Digitalis Glycosides

Thiazide-induced hypokalemia or hypomagnesemia may predispose the patients to digoxin toxicity

Skeletal Muscle Relaxants

Possible increased responsiveness to muscle relaxants such as curare derivatives.

Antidiabetic Agents

Dosage adjustment of antidiabetic drug may be required.

Antineoplastic Agents (e.g., cyclophosphamide, methotrexate)

Concomitant use of thiazide diuretics may reduce renal excretion of cytotoxic agents and enhance their myelosuppressive effects.

Drugs That Alter Gastrointestinal Motility
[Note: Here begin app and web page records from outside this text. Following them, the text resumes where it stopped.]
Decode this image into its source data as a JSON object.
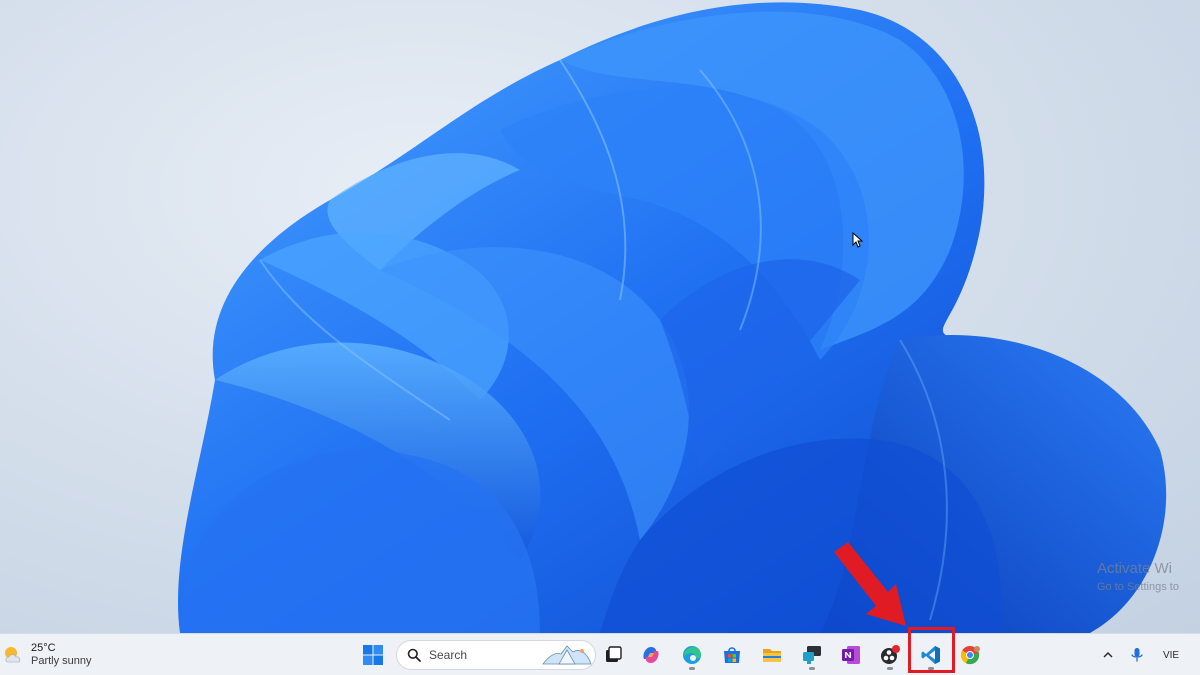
{
  "desktop": {
    "watermark": {
      "title": "Activate Wi",
      "subtitle": "Go to Settings to"
    }
  },
  "taskbar": {
    "weather": {
      "temperature": "25°C",
      "condition": "Partly sunny",
      "icon": "partly-sunny-icon"
    },
    "search": {
      "placeholder": "Search",
      "icon": "search-icon"
    },
    "apps": [
      {
        "name": "start",
        "icon": "windows-start-icon"
      },
      {
        "name": "task-view",
        "icon": "task-view-icon"
      },
      {
        "name": "copilot",
        "icon": "copilot-icon"
      },
      {
        "name": "edge",
        "icon": "edge-icon"
      },
      {
        "name": "store",
        "icon": "store-icon"
      },
      {
        "name": "file-explorer",
        "icon": "folder-icon"
      },
      {
        "name": "remote-desktop",
        "icon": "remote-desktop-icon"
      },
      {
        "name": "onenote",
        "icon": "onenote-icon"
      },
      {
        "name": "obs",
        "icon": "obs-icon"
      },
      {
        "name": "vs-code",
        "icon": "vscode-icon"
      },
      {
        "name": "chrome",
        "icon": "chrome-icon"
      }
    ],
    "tray": {
      "language": "VIE",
      "icons": [
        "chevron-up-icon",
        "microphone-icon"
      ]
    }
  },
  "annotation": {
    "highlight_color": "#e01b24",
    "highlighted_app": "vs-code"
  },
  "colors": {
    "wallpaper_blue": "#1a6ff0",
    "taskbar_bg": "#eef1f6",
    "vscode_blue": "#1f8ad2"
  }
}
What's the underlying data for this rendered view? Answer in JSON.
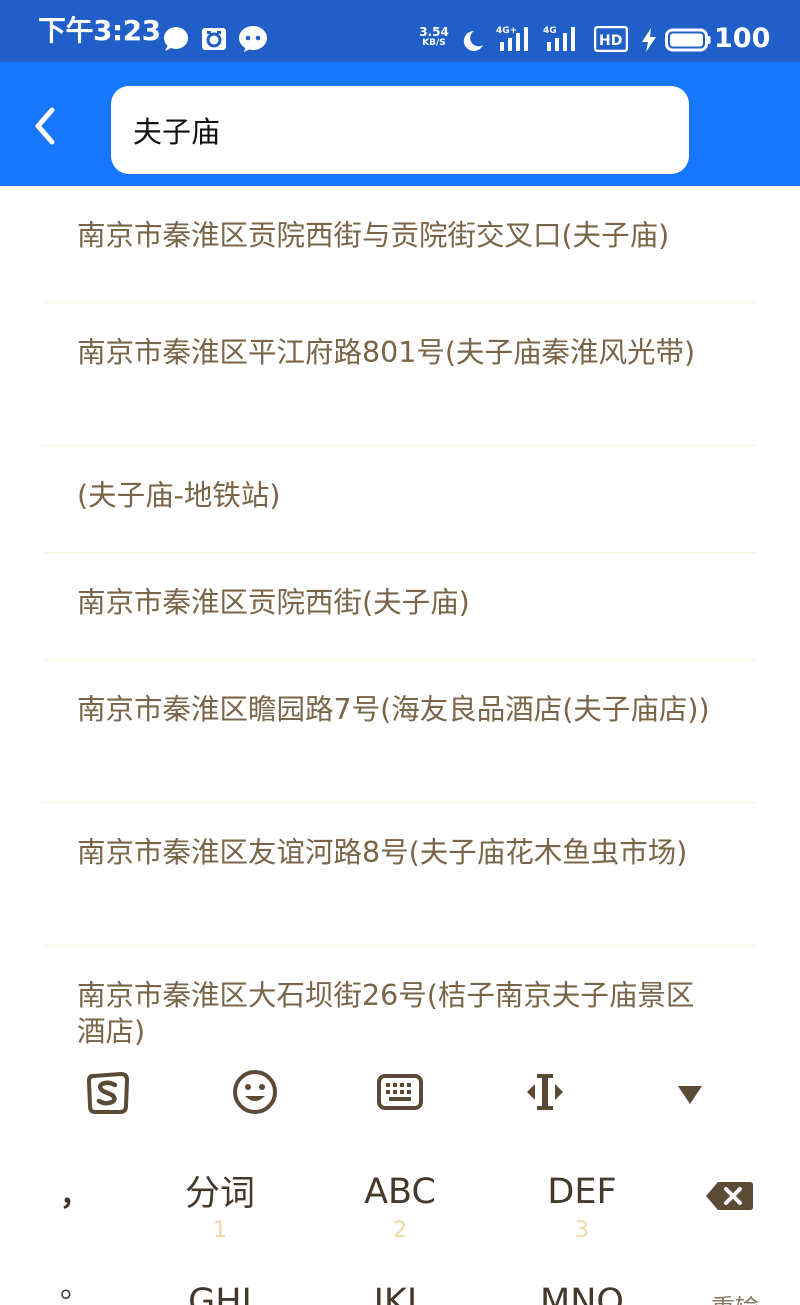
{
  "status_bar": {
    "time": "下午3:23",
    "net_speed": "3.54",
    "net_speed_unit": "KB/S",
    "network_label_1": "4G+",
    "network_label_2": "4G",
    "hd_label": "HD",
    "battery": "100",
    "colors": {
      "background": "#1f5fc7"
    }
  },
  "search": {
    "query": "夫子庙",
    "header_color": "#1677fd"
  },
  "results": [
    "南京市秦淮区贡院西街与贡院街交叉口(夫子庙)",
    "南京市秦淮区平江府路801号(夫子庙秦淮风光带)",
    "(夫子庙-地铁站)",
    "南京市秦淮区贡院西街(夫子庙)",
    "南京市秦淮区瞻园路7号(海友良品酒店(夫子庙店))",
    "南京市秦淮区友谊河路8号(夫子庙花木鱼虫市场)",
    "南京市秦淮区大石坝街26号(桔子南京夫子庙景区酒店)"
  ],
  "keyboard": {
    "toolbar": [
      "sogou-logo-icon",
      "emoji-icon",
      "keyboard-icon",
      "cursor-move-icon",
      "collapse-keyboard-icon"
    ],
    "punct_comma": "，",
    "punct_period": "。",
    "keys": [
      {
        "label": "分词",
        "num": "1"
      },
      {
        "label": "ABC",
        "num": "2"
      },
      {
        "label": "DEF",
        "num": "3"
      }
    ],
    "partial_keys": [
      "GHI",
      "JKL",
      "MNO",
      "重输"
    ],
    "colors": {
      "text": "#45392c",
      "number": "#f2d6a9"
    }
  }
}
The bioavailability of thiazide-type diuretics may be increased by anticholinergic agents (e.g., atropine, biperiden), apparently due to a decrease in gastrointestinal motility and the stomach emptying rate. Conversely, pro-kinetic drugs may decrease the bioavailability of thiazide diuretics.

Cyclosporin

Concomitant treatment with diuretics may increase the risk of hyperuricaemia and gout-type complications.

Alcohol, Barbiturates Or Narcotics

Concomitant administration of thiazide diuretics with alcohol, barbiturates, or narcotics may potentiate orthostatic hypotension.

Pressor Amines

Hydrochlorothiazide may reduce the response to pressor amines such as noradrenaline but the clinical significance of this effect is not sufficient to preclude their use.

Read the entire FDA prescribing information for Lotensin Hct (Benazepril HCl and HCTZ)

QUESTION

In the U.S., 1 in every 4 deaths is caused by heart disease. See Answer

© Lotensin Hct Patient Information is supplied by Cerner Multum, Inc. and Lotensin Hct Consumer information is supplied by First Databank, Inc., used under license and subject to their respective copyrights.

Health Solutions From Our Sponsors